Poker is a card game in which players place chips (representing money) into the pot based on the value of their cards. The person who has the highest-ranked hand at the end of each betting round wins the pot. While luck plays a large role in the game, skill can overcome chance over the long term.
A good poker player is highly organized, which helps them plan and execute their strategy better. In addition, they have a high level of control over their emotions and mental activity and learn how to celebrate victories and take the lessons from losses. They also develop a strong resilience and ability to take on challenges, which can be useful in other areas of their life.
In addition, poker is a great way to improve your math skills. While it may not seem like a big deal to those who don’t have a strong interest in math, playing poker regularly can help you develop a much stronger sense of probabilities and odds. You will become accustomed to calculating odds quickly in your head and developing an intuition for things such as frequencies, EV estimation and combination and blocker strategies.
Finally, poker is a great way to learn how to be a good teammate and work with others.
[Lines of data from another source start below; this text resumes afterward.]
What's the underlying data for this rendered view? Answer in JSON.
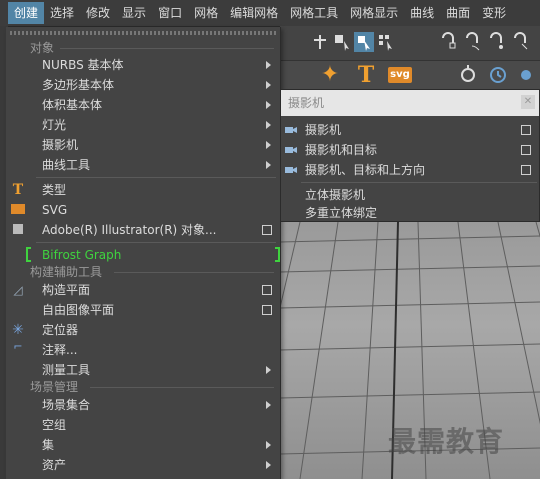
{
  "menubar": {
    "items": [
      "创建",
      "选择",
      "修改",
      "显示",
      "窗口",
      "网格",
      "编辑网格",
      "网格工具",
      "网格显示",
      "曲线",
      "曲面",
      "变形"
    ]
  },
  "create_menu": {
    "sections": {
      "objects": "对象",
      "construction_aids": "构建辅助工具",
      "scene_management": "场景管理"
    },
    "items": {
      "nurbs": "NURBS 基本体",
      "polygon": "多边形基本体",
      "volume": "体积基本体",
      "lights": "灯光",
      "cameras": "摄影机",
      "curve_tools": "曲线工具",
      "type": "类型",
      "svg": "SVG",
      "illustrator": "Adobe(R) Illustrator(R) 对象...",
      "bifrost": "Bifrost Graph",
      "construction_plane": "构造平面",
      "free_image_plane": "自由图像平面",
      "locator": "定位器",
      "annotation": "注释...",
      "measure_tools": "测量工具",
      "scene_assembly": "场景集合",
      "empty_group": "空组",
      "sets": "集",
      "assets": "资产"
    }
  },
  "camera_menu": {
    "title": "摄影机",
    "items": [
      "摄影机",
      "摄影机和目标",
      "摄影机、目标和上方向",
      "立体摄影机",
      "多重立体绑定"
    ]
  },
  "shelf": {
    "svg_label": "svg",
    "type_label": "T"
  },
  "watermark": "最需教育",
  "colors": {
    "menu_bg": "#444444",
    "highlight": "#5285a6",
    "bifrost_green": "#3fd33f"
  }
}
You can practice your communication skills and learn how to be a good listener, which is something that will benefit you in any team sport. You can also learn how to set goals and achieve them in a poker setting, as well as how to manage your bankroll.